Exercise
Search the records for the string "true", then copy each line where it appears.

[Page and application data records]
▬▬▬▬▬▬

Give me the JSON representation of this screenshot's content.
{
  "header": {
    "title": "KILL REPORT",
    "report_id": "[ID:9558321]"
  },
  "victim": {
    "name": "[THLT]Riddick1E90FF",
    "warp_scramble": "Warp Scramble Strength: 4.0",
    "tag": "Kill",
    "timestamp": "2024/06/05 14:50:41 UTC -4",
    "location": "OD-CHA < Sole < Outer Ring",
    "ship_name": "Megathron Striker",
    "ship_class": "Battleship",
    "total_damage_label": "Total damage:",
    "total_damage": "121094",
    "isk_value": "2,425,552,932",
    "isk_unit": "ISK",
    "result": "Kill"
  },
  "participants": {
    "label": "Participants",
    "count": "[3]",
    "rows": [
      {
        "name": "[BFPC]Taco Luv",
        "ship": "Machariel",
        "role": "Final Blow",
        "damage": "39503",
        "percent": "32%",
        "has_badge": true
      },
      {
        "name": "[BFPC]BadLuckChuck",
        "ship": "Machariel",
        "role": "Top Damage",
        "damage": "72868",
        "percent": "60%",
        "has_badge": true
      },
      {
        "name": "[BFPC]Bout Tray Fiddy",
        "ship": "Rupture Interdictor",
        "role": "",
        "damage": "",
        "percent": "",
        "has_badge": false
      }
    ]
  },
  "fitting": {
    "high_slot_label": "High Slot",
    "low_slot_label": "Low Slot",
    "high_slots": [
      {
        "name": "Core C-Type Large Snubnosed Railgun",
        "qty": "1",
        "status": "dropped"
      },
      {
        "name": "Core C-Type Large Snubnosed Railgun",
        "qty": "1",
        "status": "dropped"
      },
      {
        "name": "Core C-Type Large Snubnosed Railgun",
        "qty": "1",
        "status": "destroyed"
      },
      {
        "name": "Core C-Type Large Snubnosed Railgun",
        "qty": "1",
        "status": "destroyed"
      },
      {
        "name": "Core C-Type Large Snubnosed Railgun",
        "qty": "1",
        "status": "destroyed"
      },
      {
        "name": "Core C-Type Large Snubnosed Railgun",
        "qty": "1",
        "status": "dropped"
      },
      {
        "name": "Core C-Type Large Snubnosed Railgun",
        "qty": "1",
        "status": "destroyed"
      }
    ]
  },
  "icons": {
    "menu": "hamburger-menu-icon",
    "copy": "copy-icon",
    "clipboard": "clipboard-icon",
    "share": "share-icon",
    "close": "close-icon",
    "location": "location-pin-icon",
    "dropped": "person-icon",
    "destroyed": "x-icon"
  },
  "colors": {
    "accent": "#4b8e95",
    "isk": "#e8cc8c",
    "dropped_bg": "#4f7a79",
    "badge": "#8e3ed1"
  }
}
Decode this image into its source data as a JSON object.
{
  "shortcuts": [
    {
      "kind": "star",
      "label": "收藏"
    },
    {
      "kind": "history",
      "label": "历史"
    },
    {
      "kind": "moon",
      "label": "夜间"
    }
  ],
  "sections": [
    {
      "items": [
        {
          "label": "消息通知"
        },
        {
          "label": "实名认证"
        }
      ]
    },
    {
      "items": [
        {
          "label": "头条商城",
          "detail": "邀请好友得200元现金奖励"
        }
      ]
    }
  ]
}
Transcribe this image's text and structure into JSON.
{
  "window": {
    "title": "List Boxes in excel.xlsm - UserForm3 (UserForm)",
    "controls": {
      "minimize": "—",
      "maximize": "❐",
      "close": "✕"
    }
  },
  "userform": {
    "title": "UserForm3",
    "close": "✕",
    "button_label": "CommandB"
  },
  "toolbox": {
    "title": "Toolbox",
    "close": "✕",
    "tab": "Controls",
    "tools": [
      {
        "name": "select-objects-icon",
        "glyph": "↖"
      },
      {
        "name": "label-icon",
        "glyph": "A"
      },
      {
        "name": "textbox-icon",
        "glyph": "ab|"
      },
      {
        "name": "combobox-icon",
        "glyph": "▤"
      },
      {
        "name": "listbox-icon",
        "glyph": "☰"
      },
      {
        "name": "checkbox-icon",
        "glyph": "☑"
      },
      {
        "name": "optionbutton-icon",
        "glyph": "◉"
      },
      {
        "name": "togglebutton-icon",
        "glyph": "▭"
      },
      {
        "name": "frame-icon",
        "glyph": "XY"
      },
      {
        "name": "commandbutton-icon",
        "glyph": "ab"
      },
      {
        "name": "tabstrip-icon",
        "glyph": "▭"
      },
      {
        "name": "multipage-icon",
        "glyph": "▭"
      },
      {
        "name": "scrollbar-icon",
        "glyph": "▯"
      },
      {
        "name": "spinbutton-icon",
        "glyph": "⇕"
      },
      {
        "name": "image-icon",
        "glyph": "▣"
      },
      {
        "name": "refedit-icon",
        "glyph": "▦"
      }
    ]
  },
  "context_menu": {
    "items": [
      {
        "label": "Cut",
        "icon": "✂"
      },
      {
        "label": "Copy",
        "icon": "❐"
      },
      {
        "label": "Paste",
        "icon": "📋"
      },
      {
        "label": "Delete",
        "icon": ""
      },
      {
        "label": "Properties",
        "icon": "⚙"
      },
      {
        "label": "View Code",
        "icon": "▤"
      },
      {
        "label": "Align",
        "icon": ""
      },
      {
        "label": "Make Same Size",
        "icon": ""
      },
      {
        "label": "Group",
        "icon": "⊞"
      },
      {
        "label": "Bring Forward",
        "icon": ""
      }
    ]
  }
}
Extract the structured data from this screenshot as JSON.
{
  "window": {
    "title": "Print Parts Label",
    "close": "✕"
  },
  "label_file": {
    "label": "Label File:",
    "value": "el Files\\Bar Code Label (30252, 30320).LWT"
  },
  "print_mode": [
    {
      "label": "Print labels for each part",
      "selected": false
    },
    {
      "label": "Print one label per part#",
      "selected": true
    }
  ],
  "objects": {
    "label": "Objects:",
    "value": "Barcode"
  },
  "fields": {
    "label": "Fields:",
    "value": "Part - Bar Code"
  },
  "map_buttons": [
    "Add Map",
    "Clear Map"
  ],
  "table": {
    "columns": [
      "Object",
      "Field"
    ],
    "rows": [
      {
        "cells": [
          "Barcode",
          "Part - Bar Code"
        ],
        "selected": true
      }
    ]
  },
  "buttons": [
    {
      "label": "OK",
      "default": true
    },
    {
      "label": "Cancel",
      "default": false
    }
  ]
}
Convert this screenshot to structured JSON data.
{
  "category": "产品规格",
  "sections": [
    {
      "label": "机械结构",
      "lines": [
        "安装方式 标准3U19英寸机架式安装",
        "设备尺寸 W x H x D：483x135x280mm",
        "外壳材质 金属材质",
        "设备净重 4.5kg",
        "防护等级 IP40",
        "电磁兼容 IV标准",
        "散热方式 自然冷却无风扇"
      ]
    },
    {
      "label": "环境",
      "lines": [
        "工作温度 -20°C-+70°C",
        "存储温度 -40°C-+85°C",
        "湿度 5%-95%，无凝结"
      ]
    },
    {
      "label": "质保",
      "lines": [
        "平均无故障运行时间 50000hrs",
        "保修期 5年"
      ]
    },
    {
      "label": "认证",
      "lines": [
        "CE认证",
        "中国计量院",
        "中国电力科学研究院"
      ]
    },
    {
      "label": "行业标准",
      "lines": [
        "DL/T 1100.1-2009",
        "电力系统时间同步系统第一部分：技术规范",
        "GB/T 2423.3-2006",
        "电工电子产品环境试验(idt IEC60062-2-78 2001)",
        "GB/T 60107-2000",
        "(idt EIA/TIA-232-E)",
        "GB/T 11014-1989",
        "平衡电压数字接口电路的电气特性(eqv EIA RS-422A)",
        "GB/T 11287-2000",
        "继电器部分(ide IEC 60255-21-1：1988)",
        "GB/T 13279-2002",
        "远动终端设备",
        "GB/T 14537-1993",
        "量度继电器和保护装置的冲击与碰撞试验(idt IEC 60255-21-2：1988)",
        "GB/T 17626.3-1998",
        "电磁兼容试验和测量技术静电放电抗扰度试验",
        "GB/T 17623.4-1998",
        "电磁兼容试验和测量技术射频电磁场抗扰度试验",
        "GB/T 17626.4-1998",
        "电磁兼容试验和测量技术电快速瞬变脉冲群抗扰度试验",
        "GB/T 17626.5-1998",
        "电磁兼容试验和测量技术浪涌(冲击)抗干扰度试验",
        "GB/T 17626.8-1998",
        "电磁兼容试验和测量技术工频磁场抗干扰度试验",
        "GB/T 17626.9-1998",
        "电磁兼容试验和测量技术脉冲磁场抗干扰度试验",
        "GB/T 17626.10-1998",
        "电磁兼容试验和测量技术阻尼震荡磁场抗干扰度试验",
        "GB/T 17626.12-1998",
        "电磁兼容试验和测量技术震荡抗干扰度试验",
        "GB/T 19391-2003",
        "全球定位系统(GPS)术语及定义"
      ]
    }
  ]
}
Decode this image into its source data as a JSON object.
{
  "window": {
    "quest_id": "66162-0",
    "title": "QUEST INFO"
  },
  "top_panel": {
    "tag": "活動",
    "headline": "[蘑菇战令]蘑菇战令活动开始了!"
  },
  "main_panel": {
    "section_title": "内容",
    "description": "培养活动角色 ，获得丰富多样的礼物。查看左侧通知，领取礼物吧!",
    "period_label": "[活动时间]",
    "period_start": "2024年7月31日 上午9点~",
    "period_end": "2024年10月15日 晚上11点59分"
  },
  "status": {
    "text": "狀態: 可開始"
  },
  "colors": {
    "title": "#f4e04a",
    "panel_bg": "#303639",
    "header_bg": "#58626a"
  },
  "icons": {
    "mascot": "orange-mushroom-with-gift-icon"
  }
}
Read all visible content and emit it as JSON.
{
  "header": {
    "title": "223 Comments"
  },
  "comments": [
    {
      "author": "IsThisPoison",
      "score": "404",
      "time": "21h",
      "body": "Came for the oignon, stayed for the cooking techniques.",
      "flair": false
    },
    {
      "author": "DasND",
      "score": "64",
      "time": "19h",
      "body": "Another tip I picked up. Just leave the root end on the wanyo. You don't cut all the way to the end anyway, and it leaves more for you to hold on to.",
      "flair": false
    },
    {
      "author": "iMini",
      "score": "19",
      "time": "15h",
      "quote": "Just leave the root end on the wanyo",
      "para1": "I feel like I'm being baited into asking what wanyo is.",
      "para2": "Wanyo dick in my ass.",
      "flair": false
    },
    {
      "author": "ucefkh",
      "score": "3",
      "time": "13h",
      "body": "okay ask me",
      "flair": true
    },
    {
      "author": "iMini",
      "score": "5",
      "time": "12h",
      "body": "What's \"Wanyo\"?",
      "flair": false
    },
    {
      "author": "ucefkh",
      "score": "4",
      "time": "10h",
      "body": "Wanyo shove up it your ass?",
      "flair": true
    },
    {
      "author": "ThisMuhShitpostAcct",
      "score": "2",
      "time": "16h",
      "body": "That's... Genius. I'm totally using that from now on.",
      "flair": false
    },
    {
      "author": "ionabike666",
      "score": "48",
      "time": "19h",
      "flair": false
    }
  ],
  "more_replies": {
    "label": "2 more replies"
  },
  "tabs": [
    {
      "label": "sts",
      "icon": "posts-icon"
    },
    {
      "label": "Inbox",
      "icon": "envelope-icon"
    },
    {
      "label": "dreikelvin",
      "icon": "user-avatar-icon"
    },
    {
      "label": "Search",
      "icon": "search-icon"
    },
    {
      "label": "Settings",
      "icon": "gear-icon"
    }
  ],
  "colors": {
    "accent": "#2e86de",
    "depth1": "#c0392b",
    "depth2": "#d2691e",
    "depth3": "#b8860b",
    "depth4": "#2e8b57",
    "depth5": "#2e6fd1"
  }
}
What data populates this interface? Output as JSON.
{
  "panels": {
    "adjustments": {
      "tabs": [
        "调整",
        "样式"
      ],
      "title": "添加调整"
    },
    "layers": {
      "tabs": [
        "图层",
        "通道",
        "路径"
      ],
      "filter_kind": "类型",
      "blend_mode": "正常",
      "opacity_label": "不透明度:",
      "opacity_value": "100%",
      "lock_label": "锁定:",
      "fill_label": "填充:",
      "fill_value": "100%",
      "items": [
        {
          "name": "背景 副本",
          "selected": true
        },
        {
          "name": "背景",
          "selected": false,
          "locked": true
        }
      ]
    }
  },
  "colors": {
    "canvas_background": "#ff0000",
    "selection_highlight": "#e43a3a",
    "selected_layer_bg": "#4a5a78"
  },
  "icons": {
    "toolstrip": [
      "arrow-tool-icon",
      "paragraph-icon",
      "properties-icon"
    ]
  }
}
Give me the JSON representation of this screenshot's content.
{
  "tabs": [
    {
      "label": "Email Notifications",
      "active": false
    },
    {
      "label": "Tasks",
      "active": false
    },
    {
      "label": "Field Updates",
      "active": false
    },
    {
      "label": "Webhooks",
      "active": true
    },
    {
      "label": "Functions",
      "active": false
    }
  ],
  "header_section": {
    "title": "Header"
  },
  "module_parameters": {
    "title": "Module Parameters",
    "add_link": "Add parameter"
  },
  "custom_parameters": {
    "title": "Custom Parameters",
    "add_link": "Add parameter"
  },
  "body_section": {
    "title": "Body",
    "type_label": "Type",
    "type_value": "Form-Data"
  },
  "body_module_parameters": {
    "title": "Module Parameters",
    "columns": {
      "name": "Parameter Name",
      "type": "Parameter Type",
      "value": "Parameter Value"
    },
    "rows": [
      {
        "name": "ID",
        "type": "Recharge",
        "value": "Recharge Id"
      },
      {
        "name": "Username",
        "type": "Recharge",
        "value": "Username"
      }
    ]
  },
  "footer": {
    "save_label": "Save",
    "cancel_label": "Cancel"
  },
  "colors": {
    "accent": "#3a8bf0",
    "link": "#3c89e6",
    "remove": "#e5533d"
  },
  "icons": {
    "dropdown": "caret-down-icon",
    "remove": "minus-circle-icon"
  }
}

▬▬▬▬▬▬

Output of the task
        "has_badge": true
        "has_badge": true
      "selected": true
        "selected": true
      "default": true
      "flair": true
      "flair": true
          "selected": true
          "locked": true
      "active": true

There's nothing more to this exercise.